#13
Quote by rafael_pinhei
This means, for example, that the Dorian mode in E, is the EXACT same thing as the Lydian mode in G. This is very confusing. This means that I can be improvising in a song that is in the tone of E, playing the Lydian mode in G. However, these modes/scales, are talked about as if they are different things, each apropriate to a specific tone.

Tell me, do you understand how Cmajor and Aminor are different, despite the fact that they both share the same notes?

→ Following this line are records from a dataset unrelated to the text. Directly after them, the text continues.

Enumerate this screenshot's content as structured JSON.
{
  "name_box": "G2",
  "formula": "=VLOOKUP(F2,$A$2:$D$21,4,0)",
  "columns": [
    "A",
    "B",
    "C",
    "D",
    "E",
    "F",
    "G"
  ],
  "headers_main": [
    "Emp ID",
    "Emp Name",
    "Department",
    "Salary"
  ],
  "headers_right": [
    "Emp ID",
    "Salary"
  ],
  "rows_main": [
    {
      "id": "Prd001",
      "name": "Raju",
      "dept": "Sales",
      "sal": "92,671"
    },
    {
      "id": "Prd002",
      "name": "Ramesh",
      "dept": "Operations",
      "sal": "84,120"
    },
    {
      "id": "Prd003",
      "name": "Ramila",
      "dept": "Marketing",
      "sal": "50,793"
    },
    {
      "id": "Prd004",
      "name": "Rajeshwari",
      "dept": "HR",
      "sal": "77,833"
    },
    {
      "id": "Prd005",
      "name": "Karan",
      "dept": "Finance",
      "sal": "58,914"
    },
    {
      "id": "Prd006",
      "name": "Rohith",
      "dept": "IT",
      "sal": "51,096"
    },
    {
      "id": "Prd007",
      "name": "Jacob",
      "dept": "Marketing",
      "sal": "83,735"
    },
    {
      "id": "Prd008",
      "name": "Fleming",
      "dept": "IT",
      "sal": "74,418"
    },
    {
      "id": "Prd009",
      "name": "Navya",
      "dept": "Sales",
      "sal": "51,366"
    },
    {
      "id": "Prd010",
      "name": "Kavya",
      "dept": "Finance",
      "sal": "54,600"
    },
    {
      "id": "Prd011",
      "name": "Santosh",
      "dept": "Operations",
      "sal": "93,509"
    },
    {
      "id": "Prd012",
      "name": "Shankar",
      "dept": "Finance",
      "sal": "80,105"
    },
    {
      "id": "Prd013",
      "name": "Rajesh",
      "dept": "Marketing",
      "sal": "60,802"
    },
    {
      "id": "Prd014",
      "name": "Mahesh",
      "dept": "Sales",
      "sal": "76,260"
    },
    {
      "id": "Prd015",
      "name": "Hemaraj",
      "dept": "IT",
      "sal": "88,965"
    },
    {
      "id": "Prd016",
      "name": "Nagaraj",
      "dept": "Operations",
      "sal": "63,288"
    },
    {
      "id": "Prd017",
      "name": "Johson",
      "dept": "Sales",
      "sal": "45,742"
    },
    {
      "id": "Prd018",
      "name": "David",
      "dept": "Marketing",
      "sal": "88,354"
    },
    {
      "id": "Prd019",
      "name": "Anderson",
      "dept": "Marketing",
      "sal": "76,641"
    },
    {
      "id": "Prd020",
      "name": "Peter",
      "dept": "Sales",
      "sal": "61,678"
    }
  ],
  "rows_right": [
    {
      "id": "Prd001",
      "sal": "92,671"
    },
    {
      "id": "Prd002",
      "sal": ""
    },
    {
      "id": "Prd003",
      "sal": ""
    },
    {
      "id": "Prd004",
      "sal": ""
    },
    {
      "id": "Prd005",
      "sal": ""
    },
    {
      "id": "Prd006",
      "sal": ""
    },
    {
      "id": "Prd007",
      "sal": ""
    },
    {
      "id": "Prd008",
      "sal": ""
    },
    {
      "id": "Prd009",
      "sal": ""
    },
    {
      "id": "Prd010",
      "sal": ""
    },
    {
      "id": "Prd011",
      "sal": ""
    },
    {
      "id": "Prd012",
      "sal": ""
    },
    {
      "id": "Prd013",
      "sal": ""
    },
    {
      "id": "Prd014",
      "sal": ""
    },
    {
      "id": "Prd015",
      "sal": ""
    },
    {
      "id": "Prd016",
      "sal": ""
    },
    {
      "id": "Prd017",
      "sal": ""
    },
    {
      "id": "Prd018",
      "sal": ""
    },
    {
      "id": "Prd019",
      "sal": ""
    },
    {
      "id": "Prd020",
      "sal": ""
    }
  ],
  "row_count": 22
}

It's the same with modes; E Dorian =/= G Lydian. They share the same notes, but use those notes in completely different ways. It's all about intervals, man. The Dorian mode uses the following intervals: 1, 2, b3, 4, 5, 6, & b7; but the Lydian modes uses: 1, 2, 3, #4, 5, 6, & 7.
So...comparing these two modes (E Dorian and G Lydian), how does the F# note, for instance, interact in regards to the respective tonics (E and G, respectively)? Well, in E Dorian, F# is the 2nd. In G Lydian, F# is the major 7th. Same note; totally different functions in these different modes!


Make sense?